**Information shown:**
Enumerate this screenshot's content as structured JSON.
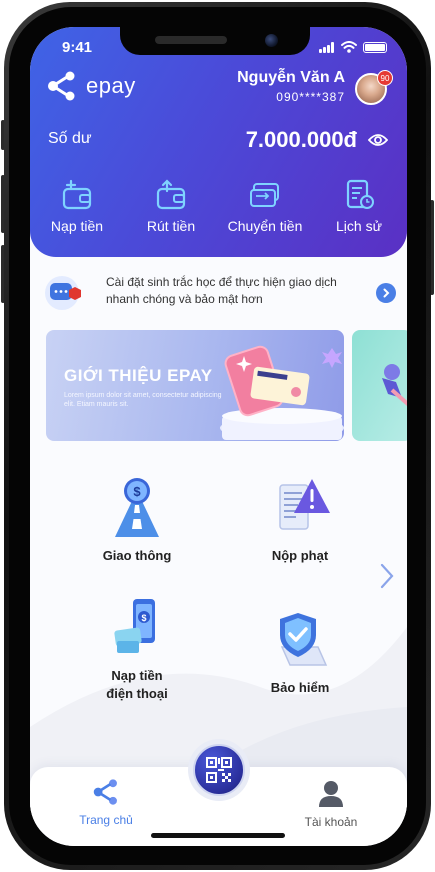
{
  "status_bar": {
    "time": "9:41"
  },
  "brand": {
    "name": "epay"
  },
  "user": {
    "name": "Nguyễn Văn A",
    "phone": "090****387",
    "notification_count": "90"
  },
  "balance": {
    "label": "Số dư",
    "value": "7.000.000đ"
  },
  "quick_actions": [
    {
      "label": "Nạp tiền",
      "icon": "wallet-add-icon"
    },
    {
      "label": "Rút tiền",
      "icon": "wallet-withdraw-icon"
    },
    {
      "label": "Chuyển tiền",
      "icon": "transfer-card-icon"
    },
    {
      "label": "Lịch sử",
      "icon": "history-icon"
    }
  ],
  "notice": {
    "text": "Cài đặt sinh trắc học để thực hiện giao dịch nhanh chóng và bảo mật hơn"
  },
  "banner": {
    "title": "GIỚI THIỆU EPAY",
    "subtitle": "Lorem ipsum dolor sit amet, consectetur adipiscing elit. Etiam mauris sit."
  },
  "services": [
    {
      "label": "Giao thông",
      "icon": "traffic-road-icon"
    },
    {
      "label": "Nộp phạt",
      "icon": "fine-warning-icon"
    },
    {
      "label_line1": "Nạp tiền",
      "label_line2": "điện thoại",
      "icon": "phone-topup-icon"
    },
    {
      "label": "Bảo hiểm",
      "icon": "insurance-shield-icon"
    }
  ],
  "tabbar": {
    "home": "Trang chủ",
    "account": "Tài khoản"
  },
  "colors": {
    "header_start": "#3f64e6",
    "header_end": "#5a30c4",
    "accent": "#4a7fe6",
    "badge": "#e53935"
  }
}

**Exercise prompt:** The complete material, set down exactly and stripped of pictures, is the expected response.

**The completed task:**
Enumerate this screenshot's content as structured JSON.
{
  "status_bar": {
    "time": "9:41"
  },
  "brand": {
    "name": "epay"
  },
  "user": {
    "name": "Nguyễn Văn A",
    "phone": "090****387",
    "notification_count": "90"
  },
  "balance": {
    "label": "Số dư",
    "value": "7.000.000đ"
  },
  "quick_actions": [
    {
      "label": "Nạp tiền",
      "icon": "wallet-add-icon"
    },
    {
      "label": "Rút tiền",
      "icon": "wallet-withdraw-icon"
    },
    {
      "label": "Chuyển tiền",
      "icon": "transfer-card-icon"
    },
    {
      "label": "Lịch sử",
      "icon": "history-icon"
    }
  ],
  "notice": {
    "text": "Cài đặt sinh trắc học để thực hiện giao dịch nhanh chóng và bảo mật hơn"
  },
  "banner": {
    "title": "GIỚI THIỆU EPAY",
    "subtitle": "Lorem ipsum dolor sit amet, consectetur adipiscing elit. Etiam mauris sit."
  },
  "services": [
    {
      "label": "Giao thông",
      "icon": "traffic-road-icon"
    },
    {
      "label": "Nộp phạt",
      "icon": "fine-warning-icon"
    },
    {
      "label_line1": "Nạp tiền",
      "label_line2": "điện thoại",
      "icon": "phone-topup-icon"
    },
    {
      "label": "Bảo hiểm",
      "icon": "insurance-shield-icon"
    }
  ],
  "tabbar": {
    "home": "Trang chủ",
    "account": "Tài khoản"
  },
  "colors": {
    "header_start": "#3f64e6",
    "header_end": "#5a30c4",
    "accent": "#4a7fe6",
    "badge": "#e53935"
  }
}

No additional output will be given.